William Farnsworth
William Mason Farnsworth, age 19, was recently ordered to carry out two concurrent 14-48 month prison sentences after admitting to nine violations of his probation resulting in the revoking of a previously granted diversion program.

In August 2020, Farnsworth pleaded guilty to three felony charges; he was granted a deferral of judgment with probation for 36 months with the opportunity to avoid all three felonies if successfully completed.  

After Farnsworth’s diversion program request was granted on all three felonies, he was ordered to complete the Humboldt County Adult Drug Court program as a condition of his 36-month probation term.

The penalty for possession of a stolen firearm, category B felony includes 1-10 years in prison and a maximum $10,000 fine with probation eligibility. 

The penalty for category C felony buying or receiving stolen goods charge includes on to five years in prison, a maximum $10,000 fine and probation eligibility. 

The penalty for Farnsworth’s final felony, a category E possession of methamphetamine charge includes one to four years in prison with mandatory probation in Nevada. 

In a recent court hearing, Farnsworth admitted to nine separate probation violations, including using controlled substances. 

Humboldt County Public Defender Matthew Stermitz asked that Farnsworth be given another chance at probation with treatment. 

Farnsworth did not make a request or statement to the judge during his opportunity to do so in his probation violation plea hearing.

On the category B felony charge, Sixth Judicial District Court Judge Michael Montero ordered Farnsworth to serve 14-48 months in prison with 42 days credit for time served and pay a $250 public defender fee, $153 DNA collection & analysis fee and $25 administrative assessment. 
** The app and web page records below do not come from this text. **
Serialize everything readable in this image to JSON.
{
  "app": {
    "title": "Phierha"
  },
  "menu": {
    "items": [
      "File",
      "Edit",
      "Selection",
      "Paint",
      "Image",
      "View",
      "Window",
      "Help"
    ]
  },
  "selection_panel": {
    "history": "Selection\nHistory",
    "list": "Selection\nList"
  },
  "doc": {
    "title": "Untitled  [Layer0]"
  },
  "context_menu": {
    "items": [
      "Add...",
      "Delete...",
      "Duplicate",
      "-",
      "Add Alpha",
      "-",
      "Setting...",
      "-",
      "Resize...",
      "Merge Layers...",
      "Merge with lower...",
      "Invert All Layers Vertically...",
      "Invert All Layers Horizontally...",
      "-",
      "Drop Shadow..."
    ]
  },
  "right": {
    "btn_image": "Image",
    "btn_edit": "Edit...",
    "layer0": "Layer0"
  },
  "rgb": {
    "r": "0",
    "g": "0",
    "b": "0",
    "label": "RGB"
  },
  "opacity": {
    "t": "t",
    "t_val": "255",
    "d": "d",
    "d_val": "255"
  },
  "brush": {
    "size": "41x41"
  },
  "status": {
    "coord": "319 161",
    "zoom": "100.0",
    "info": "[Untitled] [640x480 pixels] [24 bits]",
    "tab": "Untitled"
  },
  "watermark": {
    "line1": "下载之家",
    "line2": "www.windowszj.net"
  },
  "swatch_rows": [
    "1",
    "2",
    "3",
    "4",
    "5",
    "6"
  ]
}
On the category C felony charge, Farnsworth was ordered to serve 14-48 months in prison with 82 days credit for time served and pay a $250 public defender fee, $25 administrative assessment fee and $3 DNA collection fee, with the prison time to run concurrently with the first prison sentence. 

“It’s unfortunate, we’re dealing with a 19-year old man who had these three felony cases come within rapid succession of one another and was given the opportunity to avoid all felonies, to be provided treatment in adult drug court,” said Montero. “And due to these violations and as a result of some of these facts he was removed from the drug court program and that’s why we’re here today.”